- **DATA FOR THIS EXERCISE**:
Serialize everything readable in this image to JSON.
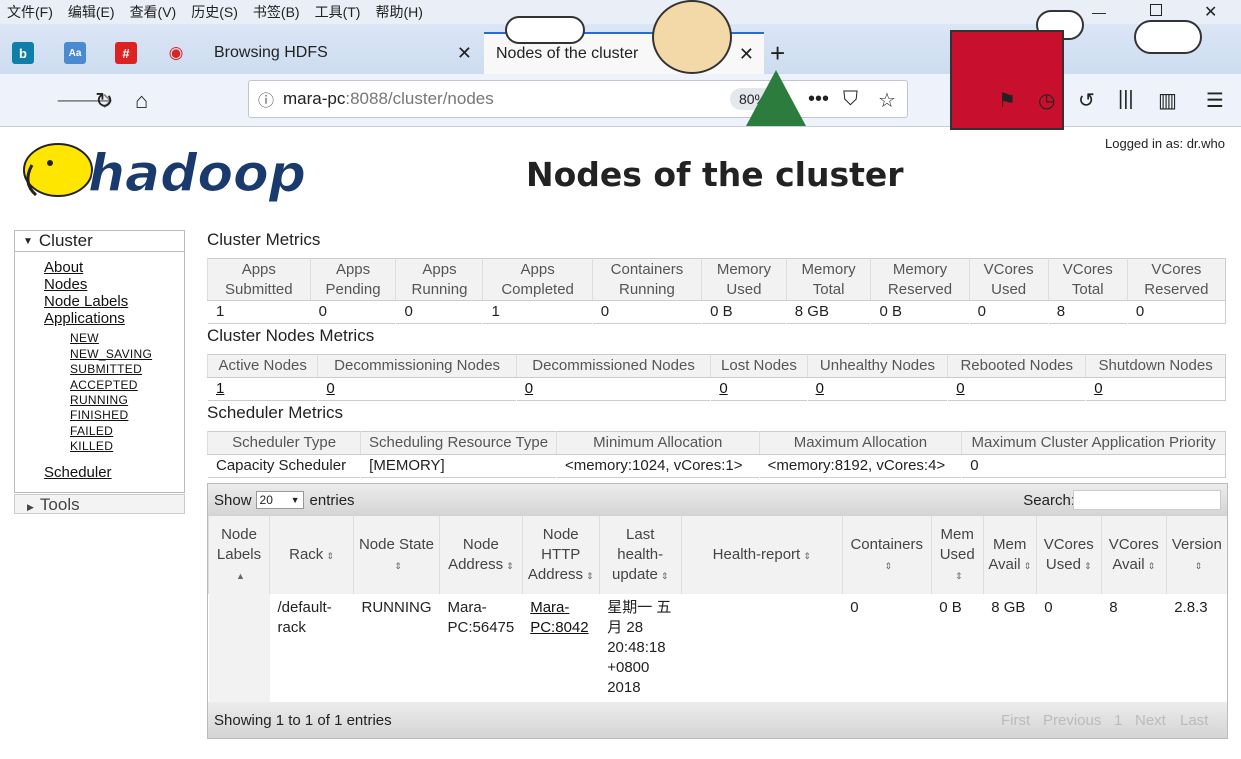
{
  "menu": [
    "文件(F)",
    "编辑(E)",
    "查看(V)",
    "历史(S)",
    "书签(B)",
    "工具(T)",
    "帮助(H)"
  ],
  "tabs": [
    {
      "label": "Browsing HDFS",
      "close": "✕"
    },
    {
      "label": "Nodes of the cluster",
      "close": "✕"
    }
  ],
  "new_tab": "+",
  "url": {
    "host": "mara-pc",
    "rest": ":8088/cluster/nodes"
  },
  "zoom": "80%",
  "page": {
    "logged_in": "Logged in as: dr.who",
    "title": "Nodes of the cluster",
    "logo_text": "hadoop"
  },
  "sidebar": {
    "cluster": "Cluster",
    "links": [
      "About",
      "Nodes",
      "Node Labels",
      "Applications"
    ],
    "apps": [
      "NEW",
      "NEW_SAVING",
      "SUBMITTED",
      "ACCEPTED",
      "RUNNING",
      "FINISHED",
      "FAILED",
      "KILLED"
    ],
    "scheduler": "Scheduler",
    "tools": "Tools"
  },
  "cluster_metrics": {
    "title": "Cluster Metrics",
    "headers": [
      [
        "Apps",
        "Submitted"
      ],
      [
        "Apps",
        "Pending"
      ],
      [
        "Apps",
        "Running"
      ],
      [
        "Apps",
        "Completed"
      ],
      [
        "Containers",
        "Running"
      ],
      [
        "Memory",
        "Used"
      ],
      [
        "Memory",
        "Total"
      ],
      [
        "Memory",
        "Reserved"
      ],
      [
        "VCores",
        "Used"
      ],
      [
        "VCores",
        "Total"
      ],
      [
        "VCores",
        "Reserved"
      ]
    ],
    "values": [
      "1",
      "0",
      "0",
      "1",
      "0",
      "0 B",
      "8 GB",
      "0 B",
      "0",
      "8",
      "0"
    ]
  },
  "node_metrics": {
    "title": "Cluster Nodes Metrics",
    "headers": [
      "Active Nodes",
      "Decommissioning Nodes",
      "Decommissioned Nodes",
      "Lost Nodes",
      "Unhealthy Nodes",
      "Rebooted Nodes",
      "Shutdown Nodes"
    ],
    "values": [
      "1",
      "0",
      "0",
      "0",
      "0",
      "0",
      "0"
    ]
  },
  "scheduler_metrics": {
    "title": "Scheduler Metrics",
    "headers": [
      "Scheduler Type",
      "Scheduling Resource Type",
      "Minimum Allocation",
      "Maximum Allocation",
      "Maximum Cluster Application Priority"
    ],
    "values": [
      "Capacity Scheduler",
      "[MEMORY]",
      "<memory:1024, vCores:1>",
      "<memory:8192, vCores:4>",
      "0"
    ]
  },
  "nodes": {
    "show_label": "Show",
    "show_value": "20",
    "entries_label": "entries",
    "search_label": "Search:",
    "headers": [
      "Node Labels",
      "Rack",
      "Node State",
      "Node Address",
      "Node HTTP Address",
      "Last health-update",
      "Health-report",
      "Containers",
      "Mem Used",
      "Mem Avail",
      "VCores Used",
      "VCores Avail",
      "Version"
    ],
    "row": {
      "labels": "",
      "rack": "/default-rack",
      "state": "RUNNING",
      "address": "Mara-PC:56475",
      "http": "Mara-PC:8042",
      "last_health": "星期一 五月 28 20:48:18 +0800 2018",
      "report": "",
      "containers": "0",
      "mem_used": "0 B",
      "mem_avail": "8 GB",
      "vcores_used": "0",
      "vcores_avail": "8",
      "version": "2.8.3"
    },
    "info": "Showing 1 to 1 of 1 entries",
    "pager": [
      "First",
      "Previous",
      "1",
      "Next",
      "Last"
    ]
  }
}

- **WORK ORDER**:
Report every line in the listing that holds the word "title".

- **PROBLEM SOLUTION**:
    "title": "Nodes of the cluster",
    "title": "Cluster Metrics",
    "title": "Cluster Nodes Metrics",
    "title": "Scheduler Metrics",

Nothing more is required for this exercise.